sudo killall -USR1 systemd-resolved # it doesn't stop the service, it tells systemd-resolved to write all the current cache entries to the system log
journalctl -u systemd-resolved      # list the cached entries from the log

## Oneliner
sudo killall -USR1 systemd-resolved; journalctl -u systemd-resolved --since "5s ago"


Netplan is the default network management tool on Ubuntu 18.04, replacing the /etc/resolv.conf and /etc/network/interfaces configuration files that have been used to configure the network in the previous Ubuntu versions.

Back in the days, whenever you wanted to configure DNS resolvers in Linux you would simply open the /etc/resolv.conf file, edit the entries, save the file and you are good to go. This file still exists but it is a symlink controlled by the systemd-resolved service and should not be edited manually.

Note: Info As of 18/05/2020 Network Manager doesn’t respect the Netplan option nameservers: addresses [,] option even when you specify dhcp4-overrides: use-dns: false it still uses (and give priority to) the default DHCP DNS servers. This renders any custom DNS servers redundant.
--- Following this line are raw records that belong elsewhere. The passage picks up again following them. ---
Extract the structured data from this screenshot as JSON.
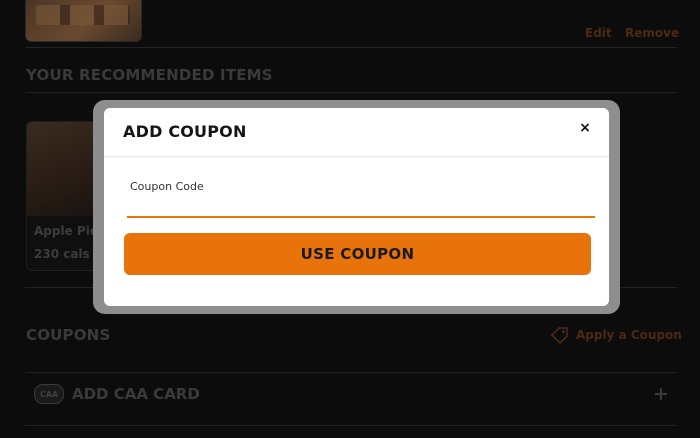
{
  "background": {
    "cart_item": {
      "edit_label": "Edit",
      "remove_label": "Remove"
    },
    "recommended": {
      "title": "YOUR RECOMMENDED ITEMS",
      "items": [
        {
          "name": "Apple Pie",
          "calories": "230 cals"
        }
      ]
    },
    "coupons": {
      "title": "COUPONS",
      "apply_label": "Apply a Coupon",
      "icon": "tag-icon"
    },
    "caa": {
      "logo_text": "CAA",
      "label": "ADD CAA CARD",
      "expand_symbol": "+"
    }
  },
  "modal": {
    "title": "ADD COUPON",
    "close_symbol": "×",
    "field_label": "Coupon Code",
    "field_value": "",
    "field_placeholder": "",
    "submit_label": "USE COUPON"
  },
  "colors": {
    "accent": "#e8730a",
    "background": "#0c0c0c",
    "modal_frame": "#8e8e8e",
    "modal_bg": "#ffffff"
  }
}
The only way around this AFAIK is to specify the Ethernet connection as static.

sudo vi /etc/netplan/enp0s3.yaml
    version: 2
    renderer: NetworkManager
          dhcp4: false
          addresses: []
             addresses: [,]

# Using this method you’ll lose the Network Manager GUI and network icon and let Netplan to manage all devices
sudo netplan apply
systemd-resolve --status | grep 'DNS Servers' -A2